Long lines of French farmers driving their tractors blocked traffic around Paris and across France Jan. 29, demanding the government of President Emmanuel Macron and European Union officials put an end to policies that threaten their livelihoods.
Faced with skyrocketing energy and fertilizer prices, and choking on growing “climate change” regulations, farmers across Europe are up in arms.
Recent attempts by the French government to lower inflation by pressuring supermarket owners to reduce their prices has led them to cut prices they pay to farmers, forcing some farmers to sell below their cost of production.
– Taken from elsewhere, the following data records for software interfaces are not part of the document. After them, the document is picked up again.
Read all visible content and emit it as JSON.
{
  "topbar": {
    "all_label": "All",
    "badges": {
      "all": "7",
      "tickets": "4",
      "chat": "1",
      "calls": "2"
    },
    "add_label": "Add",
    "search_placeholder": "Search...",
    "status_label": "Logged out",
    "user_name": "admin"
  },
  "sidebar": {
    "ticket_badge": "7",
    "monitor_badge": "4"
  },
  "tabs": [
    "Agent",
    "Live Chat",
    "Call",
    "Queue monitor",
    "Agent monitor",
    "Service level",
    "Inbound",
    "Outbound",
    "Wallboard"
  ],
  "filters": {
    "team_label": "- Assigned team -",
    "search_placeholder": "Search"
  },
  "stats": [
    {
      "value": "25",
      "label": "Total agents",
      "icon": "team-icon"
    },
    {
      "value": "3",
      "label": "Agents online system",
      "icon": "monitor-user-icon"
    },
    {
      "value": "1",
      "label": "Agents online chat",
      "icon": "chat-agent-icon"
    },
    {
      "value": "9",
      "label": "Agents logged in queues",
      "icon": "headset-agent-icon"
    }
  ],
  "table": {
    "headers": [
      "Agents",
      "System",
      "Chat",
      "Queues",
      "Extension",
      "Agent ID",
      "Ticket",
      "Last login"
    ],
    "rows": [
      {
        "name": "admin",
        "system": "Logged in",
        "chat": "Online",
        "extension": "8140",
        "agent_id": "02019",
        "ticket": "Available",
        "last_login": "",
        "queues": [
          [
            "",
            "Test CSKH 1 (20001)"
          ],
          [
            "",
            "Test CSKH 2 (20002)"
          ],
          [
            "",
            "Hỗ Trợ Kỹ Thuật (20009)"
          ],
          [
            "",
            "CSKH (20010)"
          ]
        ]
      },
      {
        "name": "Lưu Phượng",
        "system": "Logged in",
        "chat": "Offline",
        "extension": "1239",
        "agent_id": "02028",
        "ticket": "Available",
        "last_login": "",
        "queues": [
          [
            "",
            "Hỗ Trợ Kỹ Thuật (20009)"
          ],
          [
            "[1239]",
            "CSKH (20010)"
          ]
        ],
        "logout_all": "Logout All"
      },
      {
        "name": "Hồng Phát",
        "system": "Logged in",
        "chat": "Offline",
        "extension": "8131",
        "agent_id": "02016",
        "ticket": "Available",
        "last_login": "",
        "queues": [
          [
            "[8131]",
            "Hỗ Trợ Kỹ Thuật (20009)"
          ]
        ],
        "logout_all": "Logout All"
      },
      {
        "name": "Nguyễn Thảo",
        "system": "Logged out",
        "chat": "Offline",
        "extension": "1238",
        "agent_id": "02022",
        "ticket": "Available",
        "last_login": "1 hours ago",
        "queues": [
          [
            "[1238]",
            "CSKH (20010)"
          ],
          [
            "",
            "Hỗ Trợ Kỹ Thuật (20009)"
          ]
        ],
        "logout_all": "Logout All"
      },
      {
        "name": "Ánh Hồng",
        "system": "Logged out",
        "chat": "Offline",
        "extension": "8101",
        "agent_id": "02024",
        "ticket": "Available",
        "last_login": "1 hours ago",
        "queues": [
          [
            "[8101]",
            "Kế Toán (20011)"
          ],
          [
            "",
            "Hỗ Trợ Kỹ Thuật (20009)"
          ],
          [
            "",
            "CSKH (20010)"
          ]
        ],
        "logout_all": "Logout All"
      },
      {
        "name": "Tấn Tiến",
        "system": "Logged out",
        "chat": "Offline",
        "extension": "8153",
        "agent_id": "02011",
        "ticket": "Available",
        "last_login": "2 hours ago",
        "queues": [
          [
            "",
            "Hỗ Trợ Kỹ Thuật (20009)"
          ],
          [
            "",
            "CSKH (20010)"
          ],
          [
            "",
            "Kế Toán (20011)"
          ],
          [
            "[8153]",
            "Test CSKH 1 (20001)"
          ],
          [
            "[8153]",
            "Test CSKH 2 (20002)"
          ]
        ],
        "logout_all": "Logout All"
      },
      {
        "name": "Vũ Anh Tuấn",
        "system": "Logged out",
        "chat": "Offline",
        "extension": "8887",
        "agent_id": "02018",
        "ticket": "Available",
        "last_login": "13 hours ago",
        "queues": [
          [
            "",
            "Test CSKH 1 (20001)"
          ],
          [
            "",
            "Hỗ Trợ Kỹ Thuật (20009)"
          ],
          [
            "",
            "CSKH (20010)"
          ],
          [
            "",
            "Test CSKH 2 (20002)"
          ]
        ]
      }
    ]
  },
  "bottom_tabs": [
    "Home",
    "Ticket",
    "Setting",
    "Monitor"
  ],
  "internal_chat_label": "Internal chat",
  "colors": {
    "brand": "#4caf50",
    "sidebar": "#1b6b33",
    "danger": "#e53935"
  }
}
The protests, now into their second week, have broad public support. France is the EU’s biggest agricultural producer, with thousands of farmers producing meat, dairy, wine and other commodities.
Macron’s government has dropped plans to reduce state subsidies on agricultural diesel, but farmers say this is not enough.
The government has “completely forgotten that behind this job, there are women and men who need to make their living, to be proud again,” said Luc Smessaert, who helped organize a protest near Beauvais, north of Paris, Jan. 23.
In Germany, Romania, Italy, Ireland, Spain and Poland tens of thousands of farmers facing similar government attacks have taken to the streets.
Under the pressure of the capitalist crisis, the EU has cut programs that in the past made payments to farmers. And in the name of saving the climate, the EU now makes subsidies contingent on farmers forgoing development of more arable land and reducing fertilizer use by at least 20%.
Ursula von der Leyen, president of the European Commission, responded Jan. 25 to the protests, saying she was opening “strategic dialogues” on farmers’ issues.
“We don’t have much faith,” Ana Mahe of the Farmers’ Alliance Ireland, said at a protest outside the EU parliament in Brussels.
EU demands that Irish farmers cull cattle herds to reduce nitrogen oxide emissions have added to the fury of farmers there.
Clause Hochrein, a German farmer from Eisenheim, told the Financial Times the government’s fuel subsidy cut, coming on top of tougher EU rules on the use of fertilizer and pesticides, was the last straw. “The government has talked to the NGOs, they’ve talked to each other, over our heads, and never with us — and that has to change.”